Some 300,000 civilians died in Athens alone during the years 1942-43; in the occupation, between 5 per cent and 10 per cent of the entire Greek civilian population perished, with the bulk of the casualties among the young, economically active classes. More than 80 per cent of Greek Jews were murdered by the Nazis and again these people formed a substantial part of the Greek professional, intellectual and entrepreneurial class.
By 1944, Greek industry was in ruins, the nation’s wealth looted, its fields untilled and its livestock starving; a million people homeless and the economy plundered. Along with Poland and parts of the occupied Soviet Union, Greece can lay claim to have suffered more than any other nation during the conflict.

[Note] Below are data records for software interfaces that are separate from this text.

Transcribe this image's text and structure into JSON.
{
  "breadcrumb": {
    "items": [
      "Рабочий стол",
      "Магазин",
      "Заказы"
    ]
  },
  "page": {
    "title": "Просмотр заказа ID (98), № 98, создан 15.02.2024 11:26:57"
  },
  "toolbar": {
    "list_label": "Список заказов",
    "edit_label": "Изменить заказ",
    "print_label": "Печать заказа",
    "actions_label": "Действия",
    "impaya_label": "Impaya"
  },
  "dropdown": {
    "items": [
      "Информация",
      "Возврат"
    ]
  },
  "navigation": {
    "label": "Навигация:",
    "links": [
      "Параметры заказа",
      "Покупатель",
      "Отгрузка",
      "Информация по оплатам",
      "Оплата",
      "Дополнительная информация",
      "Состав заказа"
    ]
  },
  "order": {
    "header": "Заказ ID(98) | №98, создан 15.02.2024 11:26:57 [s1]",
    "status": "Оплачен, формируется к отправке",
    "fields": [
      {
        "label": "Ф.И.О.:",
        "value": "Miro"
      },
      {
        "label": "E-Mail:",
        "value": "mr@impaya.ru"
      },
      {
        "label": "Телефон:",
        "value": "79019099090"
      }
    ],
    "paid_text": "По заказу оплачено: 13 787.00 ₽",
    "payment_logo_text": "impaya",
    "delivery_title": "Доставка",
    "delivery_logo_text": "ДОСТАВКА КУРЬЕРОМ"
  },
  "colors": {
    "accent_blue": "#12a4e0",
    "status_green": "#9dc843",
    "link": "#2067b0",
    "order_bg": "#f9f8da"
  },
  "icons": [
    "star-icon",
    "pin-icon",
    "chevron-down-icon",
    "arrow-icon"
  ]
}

Then, after Liberation, came a ghastly civil war, which killed another 50,000 and made a million more homeless. Then a brief period of democracy followed by a US -backed military coup and finally, in the 1970s, a democracy again.
That’s a lot of history in a short time. Many individual people will have lived through it all; indeed, a handful may be still alive today. Five hundred years of Turkish rule, followed by a century of war, occupation, atrocities, superpower meddling, self-inflicted misery and coups.
So it is not surprising that the Greek economy today is not in the best of shape.
Last year, two German MPs suggested ‘helpfully’ that Greece might consider selling a couple of its islands to help pay off its debt. I can only imagine how this advice was received by the ancient widows of Crete who, to this day, can remember all too well what happened the last time northern Europeans thought it might be a good idea to grab the Greek archipelago.
You may not buy the line that Greece is the birthplace of Western Civilisation or democracy. You may go there on holiday or business and be struck by the contract between the supposed ordered meritocracy of Classical Athens and the shambolic, corrupt chaos of today’s Hellenes.
World War Two was a long time ago and no one can hark back to past glories or injustices forever. Greece has been borrowing money at German interest rates and not matching it with German productivity and you can hardly blame today’s Germany , or anywhere else for that matter, for today’s Greek woes.
All fair enough. But do not forget that this tiny, relatively poor, rural nation of argumentative monks, shepherds, fishermen and a few intellectuals kept fascism at bay along Europe’s southern flank for a few precious months and, if this really did stop Hitler invading Russia until it was too late for him to win, we may have the Greeks as much as anyone to thank for the fact that we are not speaking German. We owe them more than they us, and let us not forget that.